There are many common misconceptions found throughout society. In some cases, one misconception can follow another, as with the origins of fortune cookies. Once commonly thought to come from China (given that they are often provided by Chinese restaurants), in time word spread that they were an American invention. This is also not quite the case. Turns out, fortune cookies are a Japanese “cracker” traditionally sold in temples and shrines many years before they appeared here in the U.S.
A potential misconception (potential because there is still some debate over this in the medical community) is that women’s shoes cause bunions. There are certainly reasons for thinking this would be the case, as we’ll look at momentarily, but it doesn’t explain why juvenile bunions happen. The fact of the matter is that kids can get bunions, but most of them do not wear pumps and stilettos on a frequent basis.
Women’s footwear, particularly high-heeled models, are frequently associated with, and sometimes contribute to, the development of bunions. This makes sense given the fact that they squash toes together and lead to excessive pressure on the front of the foot. These conditions could result in the displacement of the big toe’s metatarsophalangeal joint (MTPJ) that happens with a bunion.
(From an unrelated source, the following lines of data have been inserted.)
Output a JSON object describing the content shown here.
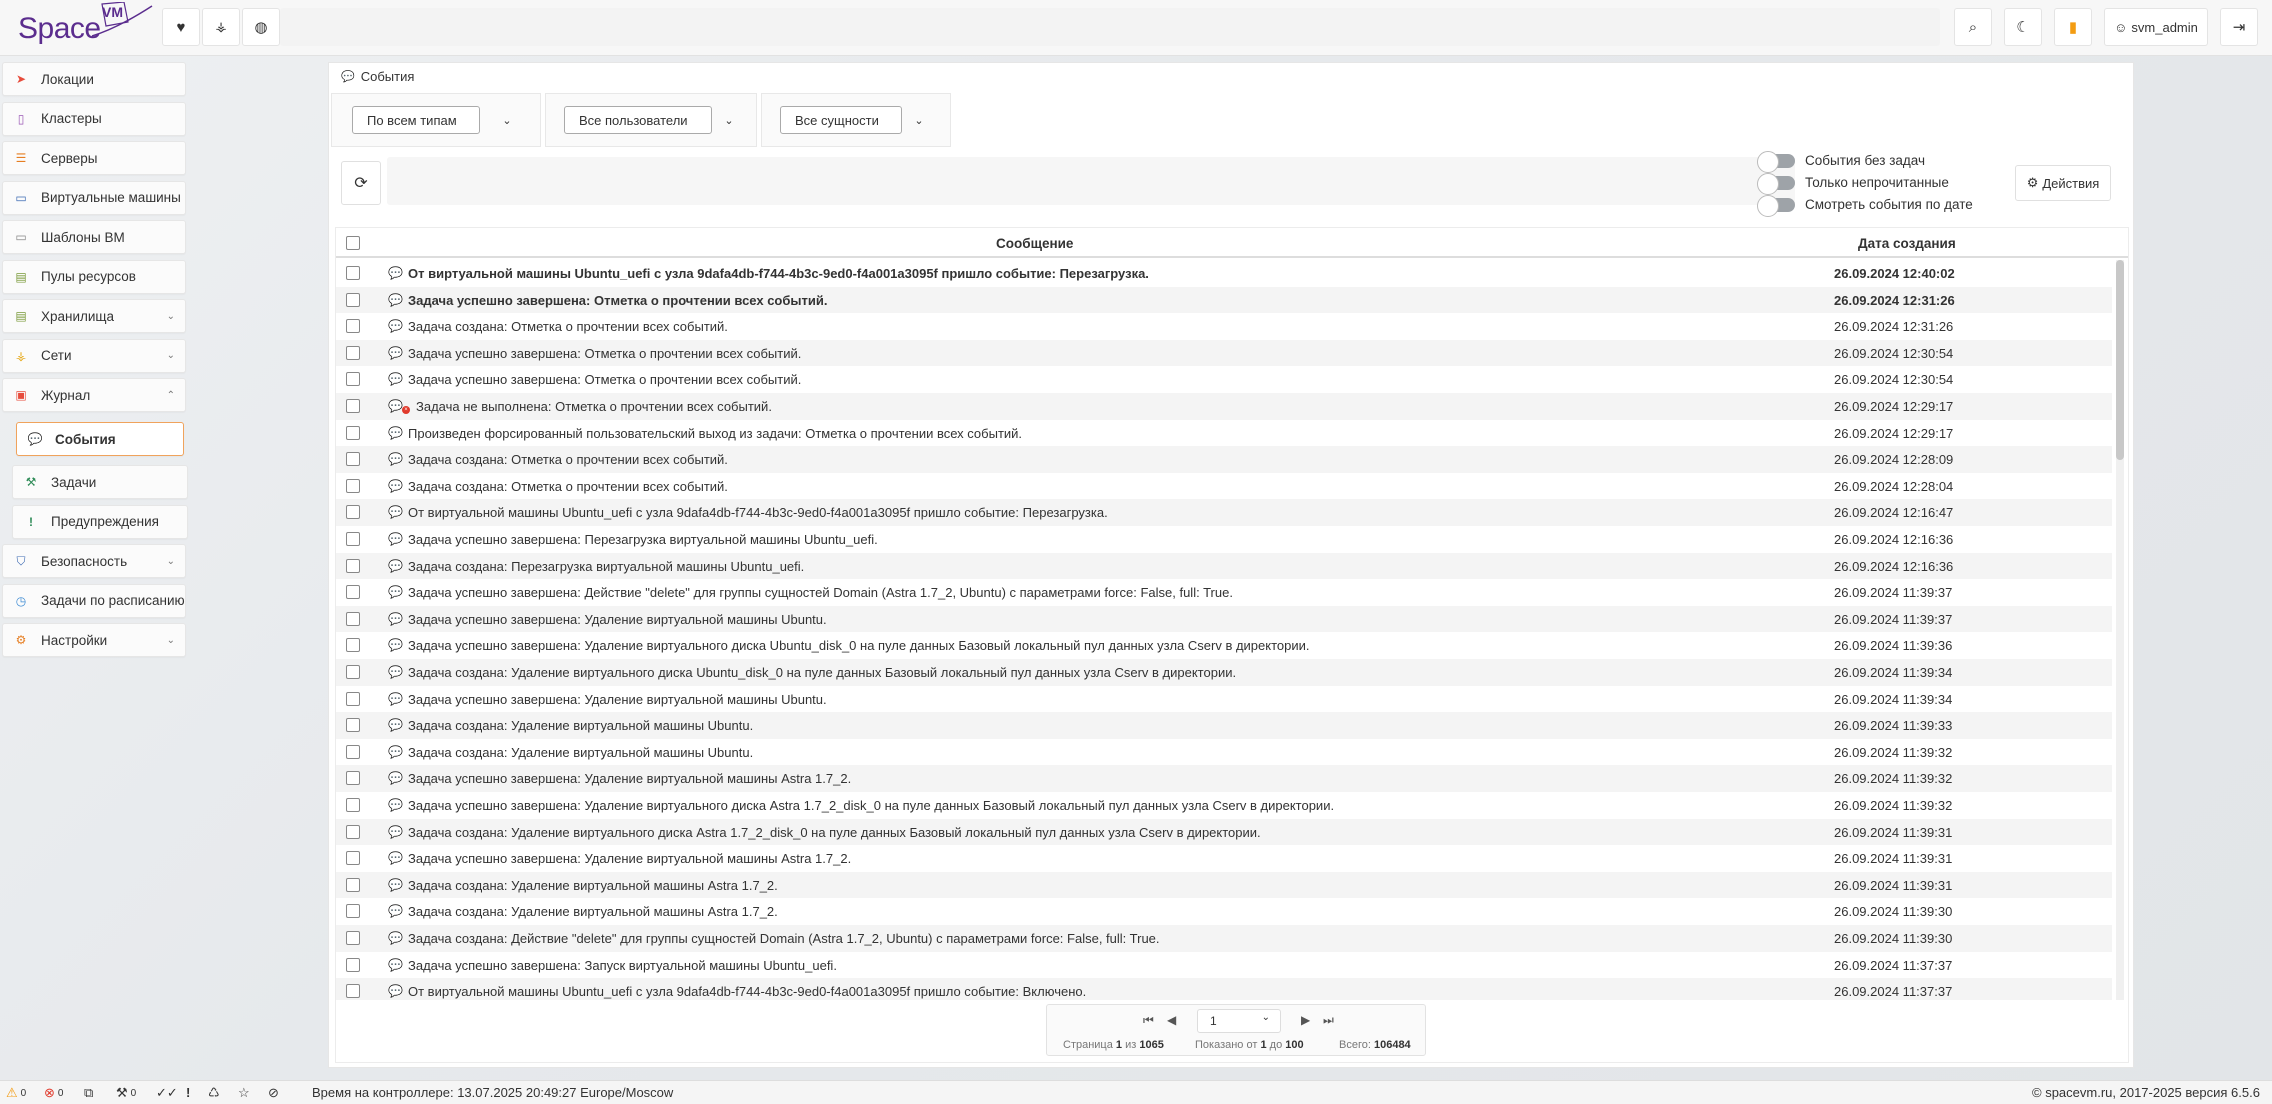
{
  "app": {
    "logo_text": "Space",
    "logo_badge": "VM"
  },
  "topbar": {
    "user_name": "svm_admin"
  },
  "sidebar": {
    "items": [
      {
        "label": "Локации"
      },
      {
        "label": "Кластеры"
      },
      {
        "label": "Серверы"
      },
      {
        "label": "Виртуальные машины"
      },
      {
        "label": "Шаблоны ВМ"
      },
      {
        "label": "Пулы ресурсов"
      },
      {
        "label": "Хранилища"
      },
      {
        "label": "Сети"
      },
      {
        "label": "Журнал"
      },
      {
        "label": "События"
      },
      {
        "label": "Задачи"
      },
      {
        "label": "Предупреждения"
      },
      {
        "label": "Безопасность"
      },
      {
        "label": "Задачи по расписанию"
      },
      {
        "label": "Настройки"
      }
    ]
  },
  "main": {
    "breadcrumb": "События",
    "filters": {
      "type": "По всем типам",
      "users": "Все пользователи",
      "entities": "Все сущности"
    },
    "toggles": {
      "without_tasks": "События без задач",
      "unread_only": "Только непрочитанные",
      "by_date": "Смотреть события по дате"
    },
    "actions_label": "Действия",
    "table": {
      "col_message": "Сообщение",
      "col_date": "Дата создания",
      "rows": [
        {
          "message": "От виртуальной машины Ubuntu_uefi с узла 9dafa4db-f744-4b3c-9ed0-f4a001a3095f пришло событие: Перезагрузка.",
          "date": "26.09.2024 12:40:02"
        },
        {
          "message": "Задача успешно завершена: Отметка о прочтении всех событий.",
          "date": "26.09.2024 12:31:26"
        },
        {
          "message": "Задача создана: Отметка о прочтении всех событий.",
          "date": "26.09.2024 12:31:26"
        },
        {
          "message": "Задача успешно завершена: Отметка о прочтении всех событий.",
          "date": "26.09.2024 12:30:54"
        },
        {
          "message": "Задача успешно завершена: Отметка о прочтении всех событий.",
          "date": "26.09.2024 12:30:54"
        },
        {
          "message": "Задача не выполнена: Отметка о прочтении всех событий.",
          "date": "26.09.2024 12:29:17"
        },
        {
          "message": "Произведен форсированный пользовательский выход из задачи: Отметка о прочтении всех событий.",
          "date": "26.09.2024 12:29:17"
        },
        {
          "message": "Задача создана: Отметка о прочтении всех событий.",
          "date": "26.09.2024 12:28:09"
        },
        {
          "message": "Задача создана: Отметка о прочтении всех событий.",
          "date": "26.09.2024 12:28:04"
        },
        {
          "message": "От виртуальной машины Ubuntu_uefi с узла 9dafa4db-f744-4b3c-9ed0-f4a001a3095f пришло событие: Перезагрузка.",
          "date": "26.09.2024 12:16:47"
        },
        {
          "message": "Задача успешно завершена: Перезагрузка виртуальной машины Ubuntu_uefi.",
          "date": "26.09.2024 12:16:36"
        },
        {
          "message": "Задача создана: Перезагрузка виртуальной машины Ubuntu_uefi.",
          "date": "26.09.2024 12:16:36"
        },
        {
          "message": "Задача успешно завершена: Действие \"delete\" для группы сущностей Domain (Astra 1.7_2, Ubuntu) с параметрами force: False, full: True.",
          "date": "26.09.2024 11:39:37"
        },
        {
          "message": "Задача успешно завершена: Удаление виртуальной машины Ubuntu.",
          "date": "26.09.2024 11:39:37"
        },
        {
          "message": "Задача успешно завершена: Удаление виртуального диска Ubuntu_disk_0 на пуле данных Базовый локальный пул данных узла Cserv в директории.",
          "date": "26.09.2024 11:39:36"
        },
        {
          "message": "Задача создана: Удаление виртуального диска Ubuntu_disk_0 на пуле данных Базовый локальный пул данных узла Cserv в директории.",
          "date": "26.09.2024 11:39:34"
        },
        {
          "message": "Задача успешно завершена: Удаление виртуальной машины Ubuntu.",
          "date": "26.09.2024 11:39:34"
        },
        {
          "message": "Задача создана: Удаление виртуальной машины Ubuntu.",
          "date": "26.09.2024 11:39:33"
        },
        {
          "message": "Задача создана: Удаление виртуальной машины Ubuntu.",
          "date": "26.09.2024 11:39:32"
        },
        {
          "message": "Задача успешно завершена: Удаление виртуальной машины Astra 1.7_2.",
          "date": "26.09.2024 11:39:32"
        },
        {
          "message": "Задача успешно завершена: Удаление виртуального диска Astra 1.7_2_disk_0 на пуле данных Базовый локальный пул данных узла Cserv в директории.",
          "date": "26.09.2024 11:39:32"
        },
        {
          "message": "Задача создана: Удаление виртуального диска Astra 1.7_2_disk_0 на пуле данных Базовый локальный пул данных узла Cserv в директории.",
          "date": "26.09.2024 11:39:31"
        },
        {
          "message": "Задача успешно завершена: Удаление виртуальной машины Astra 1.7_2.",
          "date": "26.09.2024 11:39:31"
        },
        {
          "message": "Задача создана: Удаление виртуальной машины Astra 1.7_2.",
          "date": "26.09.2024 11:39:31"
        },
        {
          "message": "Задача создана: Удаление виртуальной машины Astra 1.7_2.",
          "date": "26.09.2024 11:39:30"
        },
        {
          "message": "Задача создана: Действие \"delete\" для группы сущностей Domain (Astra 1.7_2, Ubuntu) с параметрами force: False, full: True.",
          "date": "26.09.2024 11:39:30"
        },
        {
          "message": "Задача успешно завершена: Запуск виртуальной машины Ubuntu_uefi.",
          "date": "26.09.2024 11:37:37"
        },
        {
          "message": "От виртуальной машины Ubuntu_uefi с узла 9dafa4db-f744-4b3c-9ed0-f4a001a3095f пришло событие: Включено.",
          "date": "26.09.2024 11:37:37"
        }
      ]
    },
    "pager": {
      "page_value": "1",
      "page_label": "Страница",
      "page_current": "1",
      "page_of": "из",
      "page_total": "1065",
      "shown_label": "Показано от",
      "shown_from": "1",
      "shown_to_label": "до",
      "shown_to": "100",
      "total_label": "Всего:",
      "total": "106484"
    }
  },
  "statusbar": {
    "warn_count": "0",
    "error_count": "0",
    "tasks_count": "0",
    "controller_time": "Время на контроллере: 13.07.2025 20:49:27 Europe/Moscow",
    "copyright": "© spacevm.ru, 2017-2025 версия 6.5.6"
  }
}
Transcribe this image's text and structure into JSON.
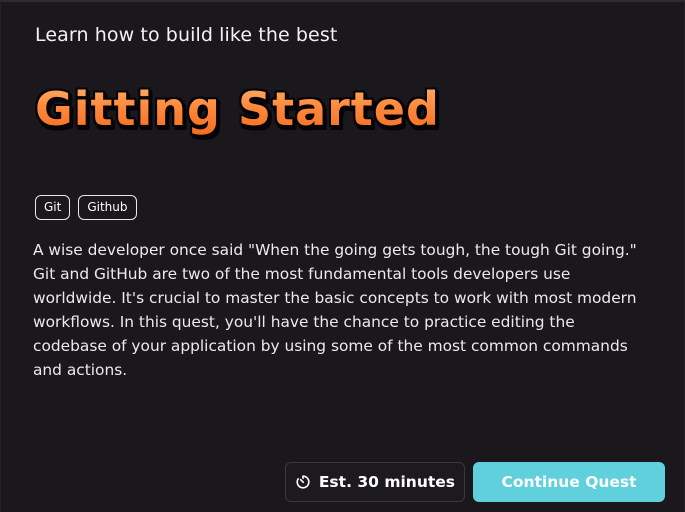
{
  "header": {
    "subtitle": "Learn how to build like the best",
    "title": "Gitting Started"
  },
  "tags": [
    "Git",
    "Github"
  ],
  "description": "A wise developer once said \"When the going gets tough, the tough Git going.\" Git and GitHub are two of the most fundamental tools developers use worldwide. It's crucial to master the basic concepts to work with most modern workflows. In this quest, you'll have the chance to practice editing the codebase of your application by using some of the most common commands and actions.",
  "footer": {
    "estimate_icon": "timer-icon",
    "estimate_label": "Est. 30 minutes",
    "continue_label": "Continue Quest"
  },
  "colors": {
    "background": "#1a181d",
    "title_orange": "#ff8a3d",
    "accent_cyan": "#5fd0dc"
  }
}
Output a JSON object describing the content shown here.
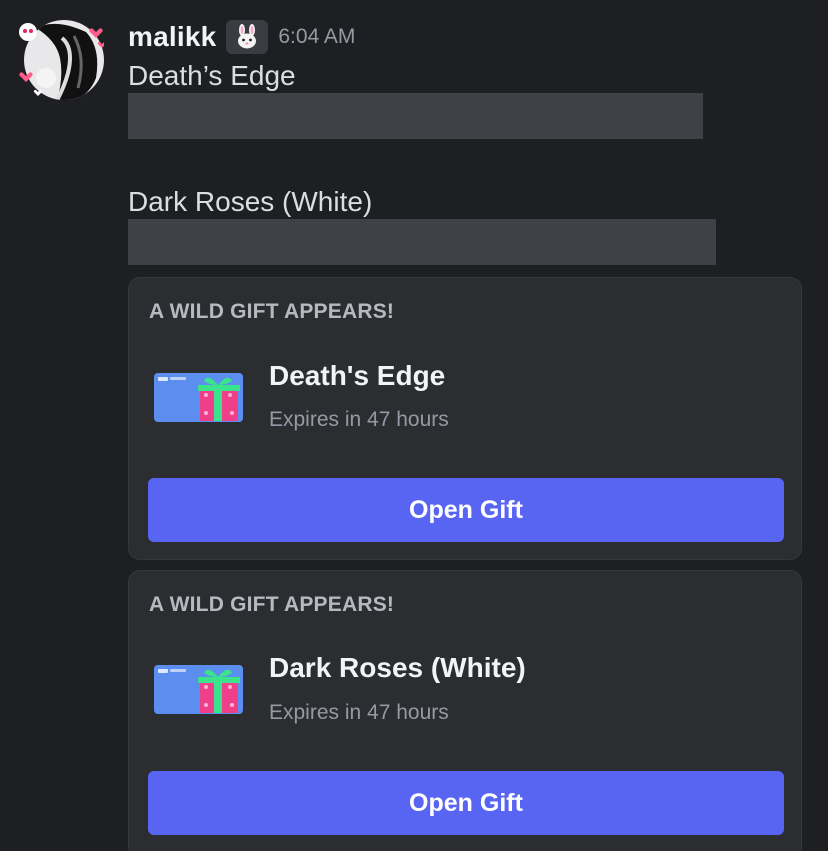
{
  "message": {
    "username": "malikk",
    "role_icon": "bunny-icon",
    "timestamp": "6:04 AM",
    "lines": [
      "Death’s Edge",
      "Dark Roses (White)"
    ]
  },
  "gifts": [
    {
      "heading": "A WILD GIFT APPEARS!",
      "thumbnail_icon": "gift-card-icon",
      "title": "Death's Edge",
      "expiry": "Expires in 47 hours",
      "button_label": "Open Gift"
    },
    {
      "heading": "A WILD GIFT APPEARS!",
      "thumbnail_icon": "gift-card-icon",
      "title": "Dark Roses (White)",
      "expiry": "Expires in 47 hours",
      "button_label": "Open Gift"
    }
  ],
  "colors": {
    "background": "#1e1f22",
    "card": "#2b2d31",
    "button": "#5865f2",
    "redaction": "#3f4147"
  }
}
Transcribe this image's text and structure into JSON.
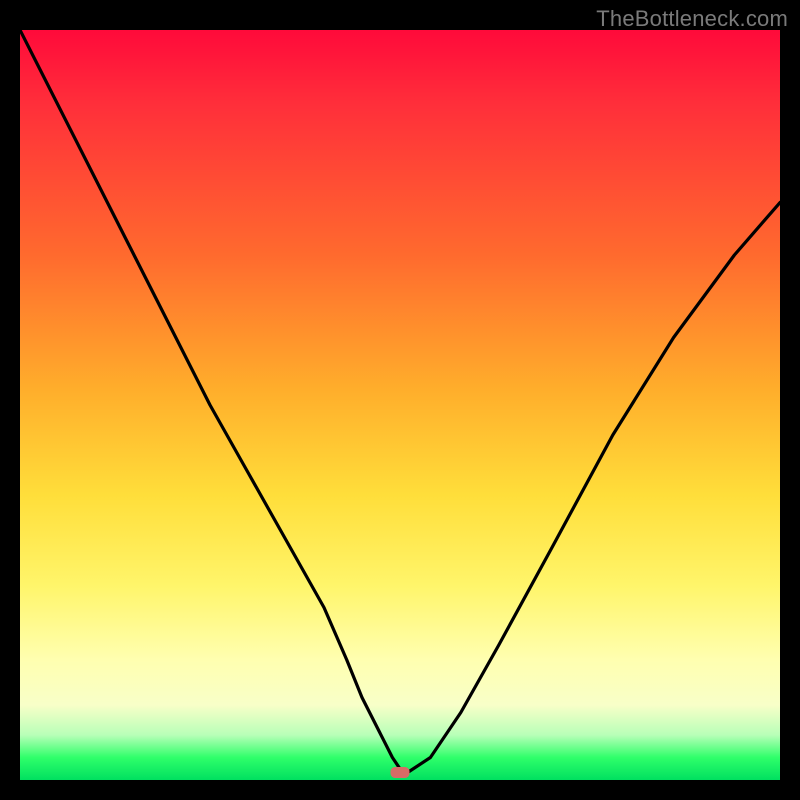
{
  "watermark": "TheBottleneck.com",
  "chart_data": {
    "type": "line",
    "title": "",
    "xlabel": "",
    "ylabel": "",
    "xlim": [
      0,
      100
    ],
    "ylim": [
      0,
      100
    ],
    "grid": false,
    "series": [
      {
        "name": "bottleneck-curve",
        "x": [
          0,
          5,
          10,
          15,
          20,
          25,
          30,
          35,
          40,
          43,
          45,
          47,
          49,
          50,
          51,
          54,
          58,
          63,
          70,
          78,
          86,
          94,
          100
        ],
        "values": [
          100,
          90,
          80,
          70,
          60,
          50,
          41,
          32,
          23,
          16,
          11,
          7,
          3,
          1.5,
          1,
          3,
          9,
          18,
          31,
          46,
          59,
          70,
          77
        ]
      }
    ],
    "optimum_marker": {
      "x": 50,
      "y": 1
    },
    "background_gradient": {
      "stops": [
        {
          "pos": 0,
          "color": "#ff0a3a"
        },
        {
          "pos": 10,
          "color": "#ff2f3a"
        },
        {
          "pos": 30,
          "color": "#ff6a2e"
        },
        {
          "pos": 48,
          "color": "#ffae2b"
        },
        {
          "pos": 62,
          "color": "#ffde3a"
        },
        {
          "pos": 74,
          "color": "#fff56a"
        },
        {
          "pos": 84,
          "color": "#ffffb0"
        },
        {
          "pos": 90,
          "color": "#f8ffc8"
        },
        {
          "pos": 94,
          "color": "#b8ffb8"
        },
        {
          "pos": 97,
          "color": "#2fff6a"
        },
        {
          "pos": 100,
          "color": "#00e060"
        }
      ]
    }
  }
}
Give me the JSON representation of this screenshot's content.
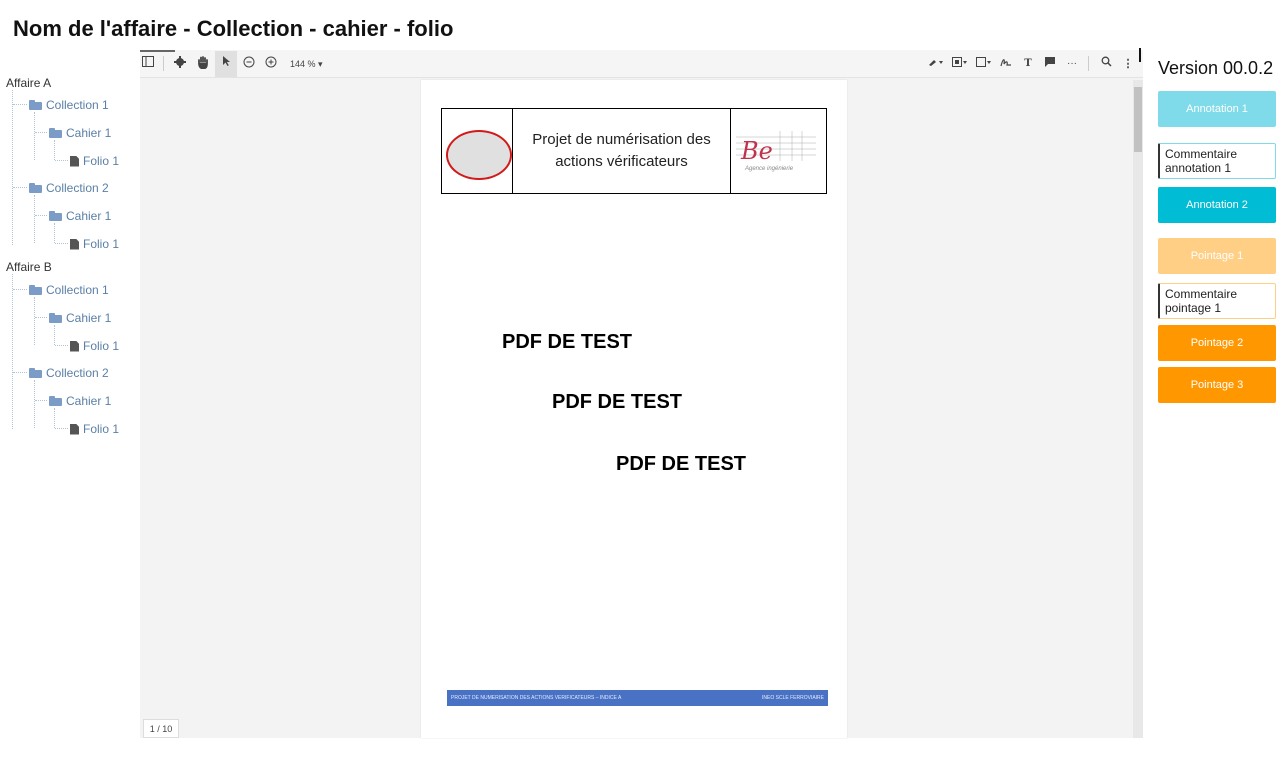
{
  "title": "Nom de l'affaire - Collection - cahier - folio",
  "tree": {
    "affaires": [
      {
        "label": "Affaire A",
        "collections": [
          {
            "label": "Collection 1",
            "cahier": "Cahier 1",
            "folio": "Folio 1"
          },
          {
            "label": "Collection 2",
            "cahier": "Cahier 1",
            "folio": "Folio 1"
          }
        ]
      },
      {
        "label": "Affaire B",
        "collections": [
          {
            "label": "Collection 1",
            "cahier": "Cahier 1",
            "folio": "Folio 1"
          },
          {
            "label": "Collection 2",
            "cahier": "Cahier 1",
            "folio": "Folio 1"
          }
        ]
      }
    ]
  },
  "toolbar": {
    "zoom": "144 %"
  },
  "pdf": {
    "header_text": "Projet de numérisation des actions vérificateurs",
    "logo_text": "Be",
    "logo_sub": "Agence ingénierie",
    "body_lines": [
      "PDF DE TEST",
      "PDF DE TEST",
      "PDF DE TEST"
    ],
    "footer_left": "PROJET DE NUMERISATION DES ACTIONS VERIFICATEURS – INDICE A",
    "footer_right": "INEO SCLE FERROVIAIRE",
    "page_indicator": "1 / 10"
  },
  "side": {
    "version": "Version 00.0.2",
    "annotation_1": "Annotation 1",
    "comment_annotation": "Commentaire annotation 1",
    "annotation_2": "Annotation 2",
    "pointage_1": "Pointage 1",
    "comment_pointage": "Commentaire pointage 1",
    "pointage_2": "Pointage 2",
    "pointage_3": "Pointage 3"
  },
  "colors": {
    "annotation_light": "#7fdbe9",
    "annotation": "#00bcd4",
    "pointage_light": "#ffcf86",
    "pointage": "#ff9800",
    "footer_blue": "#4a72c4"
  }
}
Juvenile bunions also develop on account of imbalances found in that same MPTJ. Instead of footwear being at fault, though, they are often the result of inherited structural issues. Shoes that do not provide sufficient support and stability may play a role in the worsening of the condition, but are not responsible for the initial development.
If you have a son or daughter who is struggling with the painful symptoms or restricted movement that can accompany a bunion, bring him or her to see us at McDowell Orthopedics & Podiatry Group. We will design a treatment plan that is focused not only on relieving present issues, but also preventing the condition from becoming worse.
Our Sacramento, CA foot doctor office provides exceptional, gentle child bunion care, so schedule an appointment today. Either give us a call at (916) 961-3434 or take advantage of our online form to make that appointment.